- Your task -
Considering the entries that follow, report how many lines include the string "awesome", giving the number alone.
---------- Provided entries
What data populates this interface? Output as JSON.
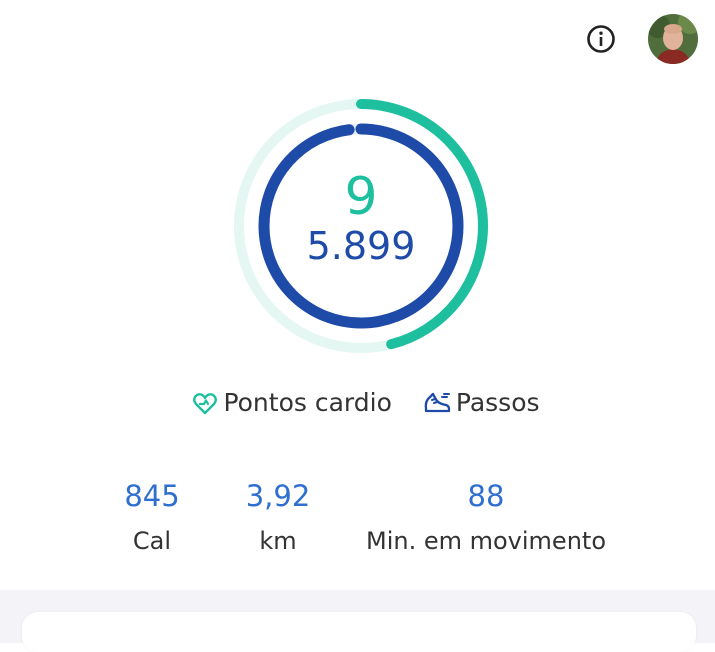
{
  "colors": {
    "heart_accent": "#1dbf9e",
    "heart_track": "#e4f7f3",
    "steps_accent": "#1e4aa8",
    "stat_value": "#2f6fcf"
  },
  "header": {
    "info_icon": "info-icon",
    "avatar": "user-avatar"
  },
  "summary": {
    "heart_points": "9",
    "steps": "5.899",
    "heart_points_progress": 0.46,
    "steps_progress": 0.98
  },
  "legend": {
    "heart_label": "Pontos cardio",
    "steps_label": "Passos",
    "heart_icon": "heart-pulse-icon",
    "steps_icon": "shoe-icon"
  },
  "stats": [
    {
      "value": "845",
      "label": "Cal"
    },
    {
      "value": "3,92",
      "label": "km"
    },
    {
      "value": "88",
      "label": "Min. em movimento"
    }
  ]
}
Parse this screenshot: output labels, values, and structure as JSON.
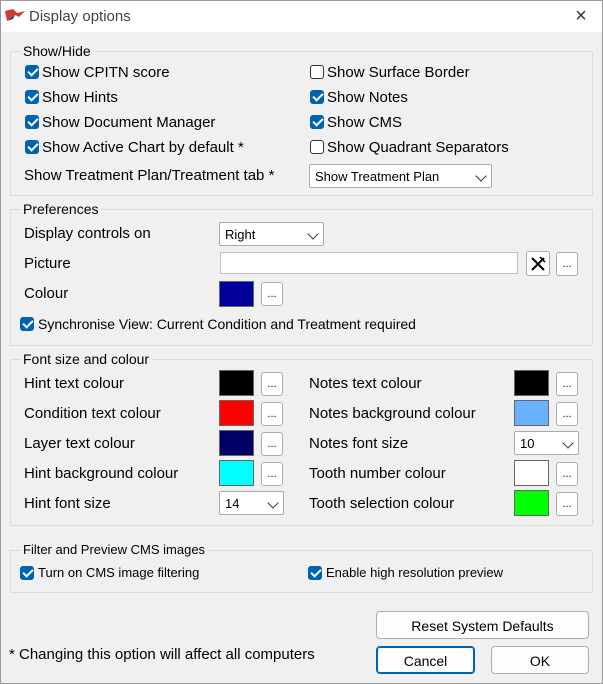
{
  "window": {
    "title": "Display options",
    "close_icon": "×"
  },
  "show_hide": {
    "legend": "Show/Hide",
    "checkboxes": [
      {
        "label": "Show CPITN score",
        "checked": true
      },
      {
        "label": "Show Hints",
        "checked": true
      },
      {
        "label": "Show Document Manager",
        "checked": true
      },
      {
        "label": "Show Active Chart by default *",
        "checked": true
      },
      {
        "label": "Show Surface Border",
        "checked": false
      },
      {
        "label": "Show Notes",
        "checked": true
      },
      {
        "label": "Show CMS",
        "checked": true
      },
      {
        "label": "Show Quadrant Separators",
        "checked": false
      }
    ],
    "treatment_tab_label": "Show Treatment Plan/Treatment tab *",
    "treatment_tab_value": "Show Treatment Plan"
  },
  "preferences": {
    "legend": "Preferences",
    "display_controls_label": "Display controls on",
    "display_controls_value": "Right",
    "picture_label": "Picture",
    "picture_value": "",
    "colour_label": "Colour",
    "colour_value": "#000099",
    "dots_label": "...",
    "sync_label": "Synchronise View: Current Condition and Treatment required",
    "sync_checked": true
  },
  "font": {
    "legend": "Font size and colour",
    "hint_text_colour": {
      "label": "Hint text colour",
      "color": "#000000"
    },
    "condition_text_colour": {
      "label": "Condition text colour",
      "color": "#ff0000"
    },
    "layer_text_colour": {
      "label": "Layer text colour",
      "color": "#000066"
    },
    "hint_background_colour": {
      "label": "Hint background colour",
      "color": "#00ffff"
    },
    "hint_font_size": {
      "label": "Hint font size",
      "value": "14"
    },
    "notes_text_colour": {
      "label": "Notes text colour",
      "color": "#000000"
    },
    "notes_background_colour": {
      "label": "Notes background colour",
      "color": "#66b2ff"
    },
    "notes_font_size": {
      "label": "Notes font size",
      "value": "10"
    },
    "tooth_number_colour": {
      "label": "Tooth number colour",
      "color": "#ffffff"
    },
    "tooth_selection_colour": {
      "label": "Tooth selection colour",
      "color": "#00ff00"
    }
  },
  "cms": {
    "legend": "Filter and Preview CMS images",
    "filtering_label": "Turn on CMS image filtering",
    "filtering_checked": true,
    "hires_label": "Enable high resolution preview",
    "hires_checked": true
  },
  "footer": {
    "note": "* Changing this option will affect all computers",
    "reset_label": "Reset System Defaults",
    "cancel_label": "Cancel",
    "ok_label": "OK"
  },
  "colors": {
    "accent": "#0063b1",
    "background": "#f0f0f0"
  }
}
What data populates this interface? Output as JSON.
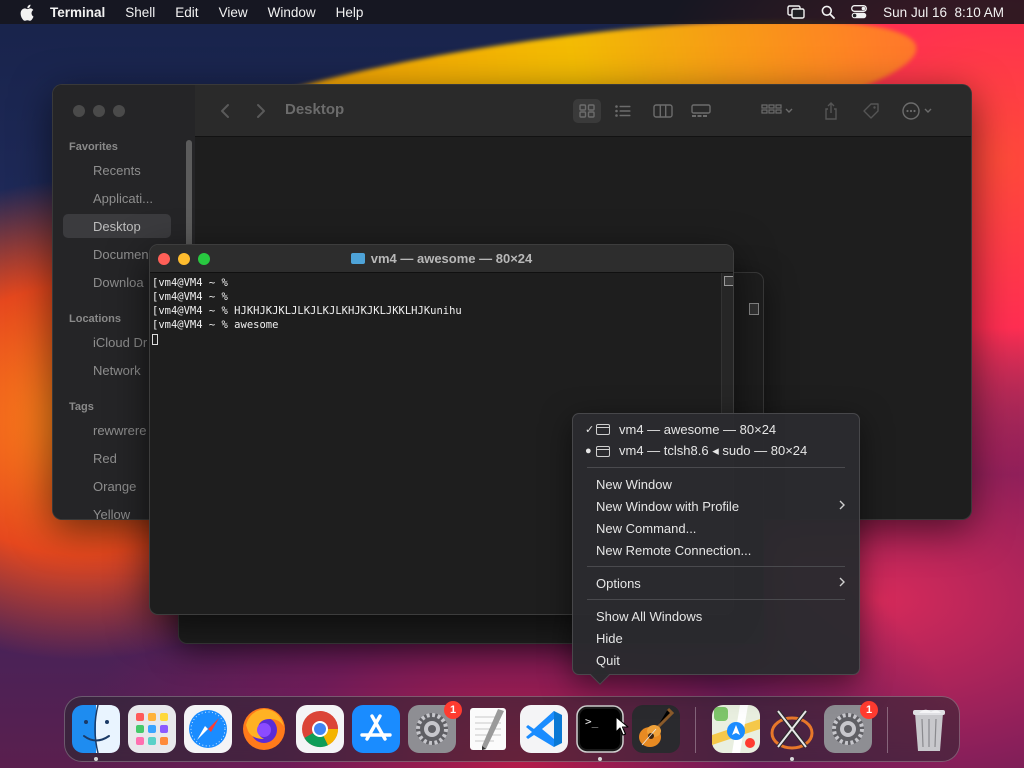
{
  "menubar": {
    "app_name": "Terminal",
    "items": [
      "Shell",
      "Edit",
      "View",
      "Window",
      "Help"
    ],
    "datetime": "Sun Jul 16  8:10 AM"
  },
  "finder": {
    "title": "Desktop",
    "sections": {
      "favorites": "Favorites",
      "locations": "Locations",
      "tags": "Tags"
    },
    "favorites": [
      "Recents",
      "Applicati...",
      "Desktop",
      "Documen",
      "Downloa"
    ],
    "locations": [
      "iCloud Dr",
      "Network"
    ],
    "tags": [
      "rewwrere",
      "Red",
      "Orange",
      "Yellow"
    ]
  },
  "terminal": {
    "title": "vm4 — awesome — 80×24",
    "lines": [
      "[vm4@VM4 ~ % ",
      "[vm4@VM4 ~ % ",
      "[vm4@VM4 ~ % HJKHJKJKLJLKJLKJLKHJKJKLJKKLHJKunihu",
      "[vm4@VM4 ~ % awesome"
    ]
  },
  "context_menu": {
    "windows": [
      {
        "label": "vm4 — awesome — 80×24",
        "marker": "✓"
      },
      {
        "label": "vm4 — tclsh8.6 ◂ sudo — 80×24",
        "marker": "●"
      }
    ],
    "group1": [
      "New Window",
      "New Window with Profile",
      "New Command...",
      "New Remote Connection..."
    ],
    "options": "Options",
    "group3": [
      "Show All Windows",
      "Hide",
      "Quit"
    ]
  },
  "dock": {
    "apps": [
      "finder",
      "launchpad",
      "safari",
      "firefox",
      "chrome",
      "app-store",
      "system-settings",
      "textedit",
      "vscode",
      "terminal",
      "garageband",
      "maps",
      "xquartz",
      "system-settings-2",
      "trash"
    ],
    "badges": {
      "system-settings": "1",
      "system-settings-2": "1"
    }
  },
  "colors": {
    "traffic_red": "#ff5f57",
    "traffic_yellow": "#febc2e",
    "traffic_green": "#28c840",
    "badge_red": "#ff3b30"
  }
}
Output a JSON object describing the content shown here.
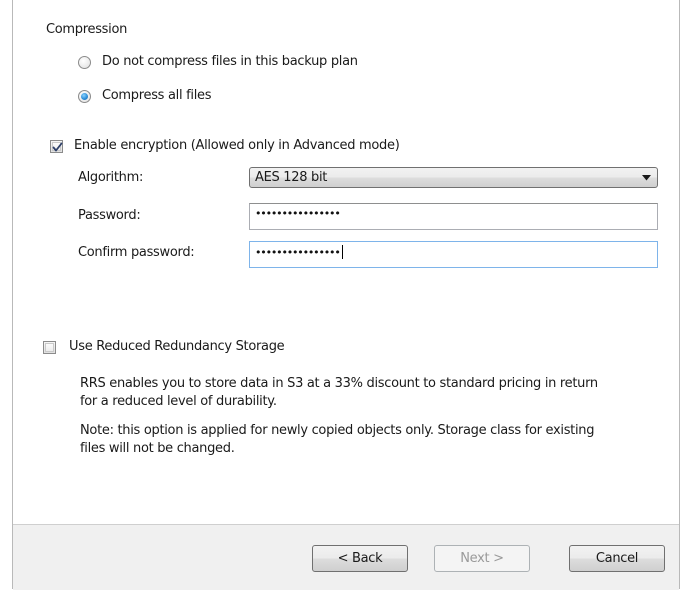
{
  "compression": {
    "group_label": "Compression",
    "option_none_label": "Do not compress files in this backup plan",
    "option_all_label": "Compress all files",
    "selected": "all"
  },
  "encryption": {
    "enable_label": "Enable encryption (Allowed only in Advanced mode)",
    "enabled": true,
    "algorithm_label": "Algorithm:",
    "algorithm_value": "AES 128 bit",
    "password_label": "Password:",
    "password_mask": "••••••••••••••••",
    "confirm_label": "Confirm password:",
    "confirm_mask": "••••••••••••••••"
  },
  "rrs": {
    "checkbox_label": "Use Reduced Redundancy Storage",
    "checked": false,
    "description_line1": "RRS enables you to store data in S3 at a 33% discount to standard pricing in return",
    "description_line2": "for a reduced level of durability.",
    "note_line1": "Note: this option is applied for newly copied objects only. Storage class for existing",
    "note_line2": "files will not be changed."
  },
  "footer": {
    "back_label": "< Back",
    "next_label": "Next >",
    "next_enabled": false,
    "cancel_label": "Cancel"
  },
  "colors": {
    "radio_selected": "#2f8fd8",
    "checkmark": "#2c3e68",
    "footer_bg": "#f0f0f0"
  }
}
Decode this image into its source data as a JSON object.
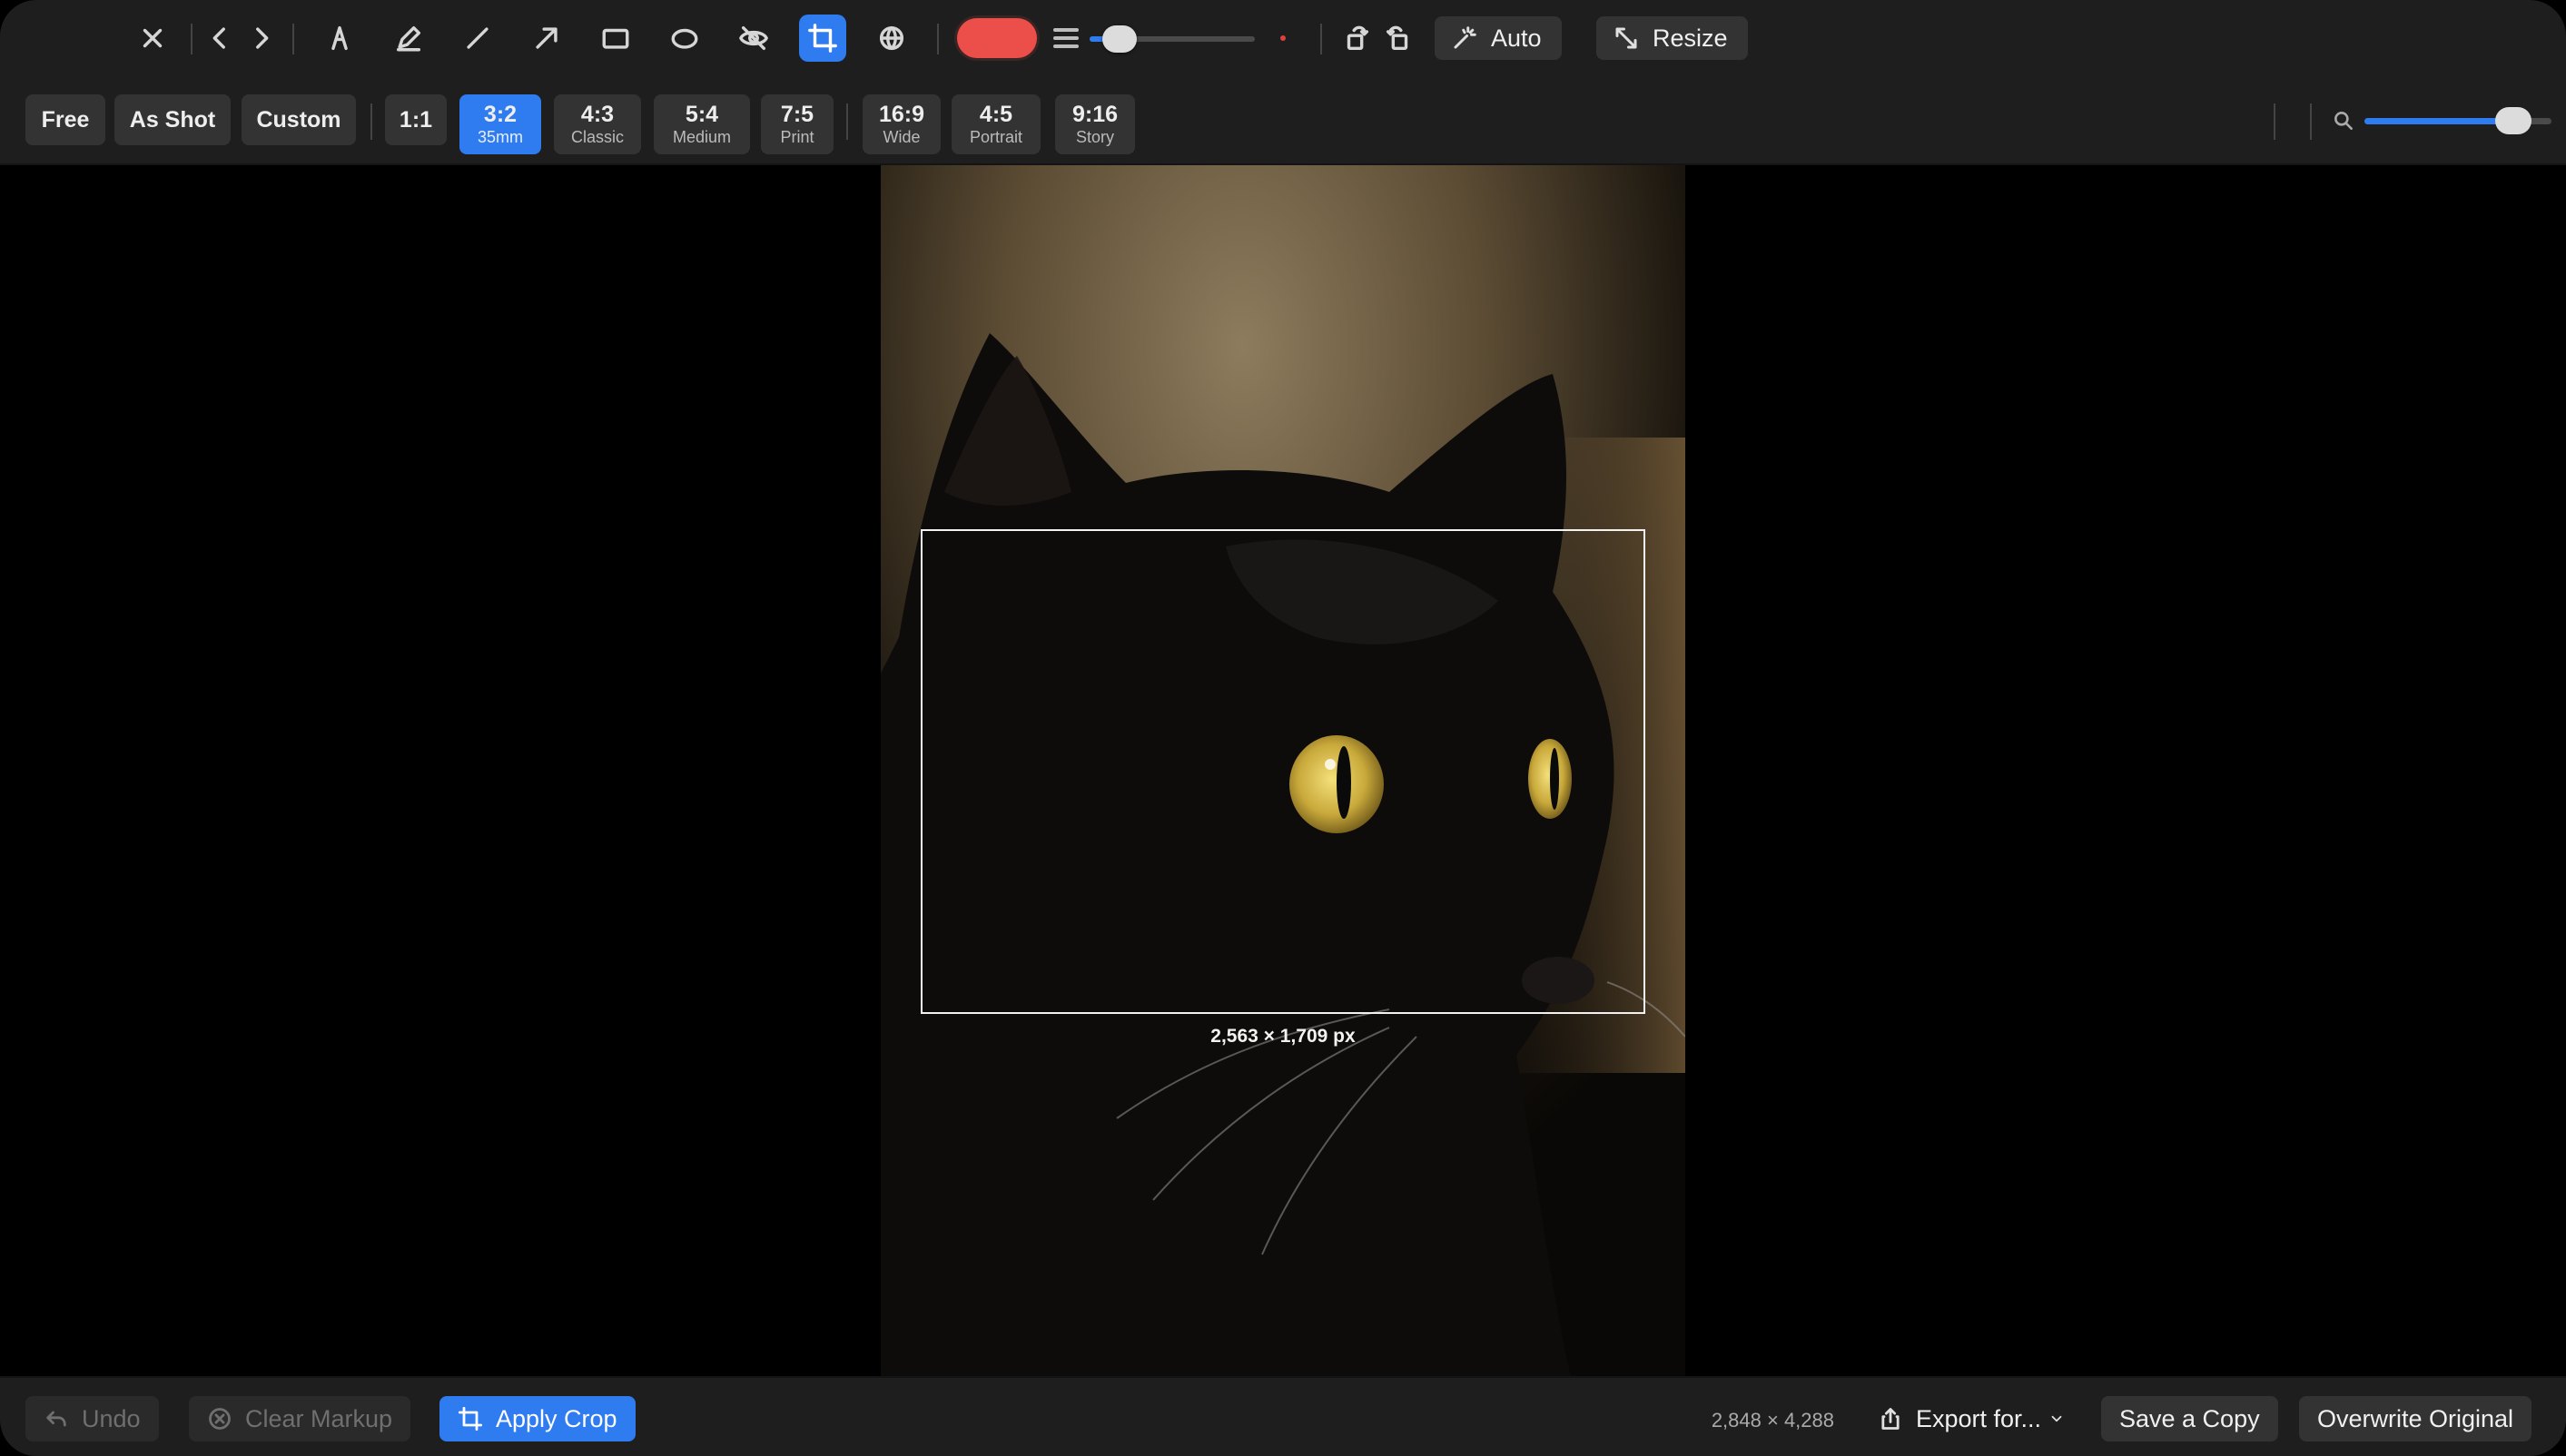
{
  "toolbar": {
    "auto_label": "Auto",
    "resize_label": "Resize",
    "markup_color": "#ec4f4a",
    "stroke_width_fraction": 0.1,
    "accent": "#2f7bf0"
  },
  "aspect": {
    "free": "Free",
    "as_shot": "As Shot",
    "custom": "Custom",
    "square": "1:1",
    "presets": [
      {
        "ratio": "3:2",
        "name": "35mm",
        "active": true
      },
      {
        "ratio": "4:3",
        "name": "Classic"
      },
      {
        "ratio": "5:4",
        "name": "Medium"
      },
      {
        "ratio": "7:5",
        "name": "Print"
      },
      {
        "ratio": "16:9",
        "name": "Wide"
      },
      {
        "ratio": "4:5",
        "name": "Portrait"
      },
      {
        "ratio": "9:16",
        "name": "Story"
      }
    ],
    "zoom_fraction": 0.87
  },
  "canvas": {
    "crop_dims": "2,563 × 1,709 px"
  },
  "bottom": {
    "undo": "Undo",
    "clear_markup": "Clear Markup",
    "apply_crop": "Apply Crop",
    "image_dims": "2,848 × 4,288",
    "export": "Export for...",
    "save_copy": "Save a Copy",
    "overwrite": "Overwrite Original"
  }
}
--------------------
- Result of this exercise -
3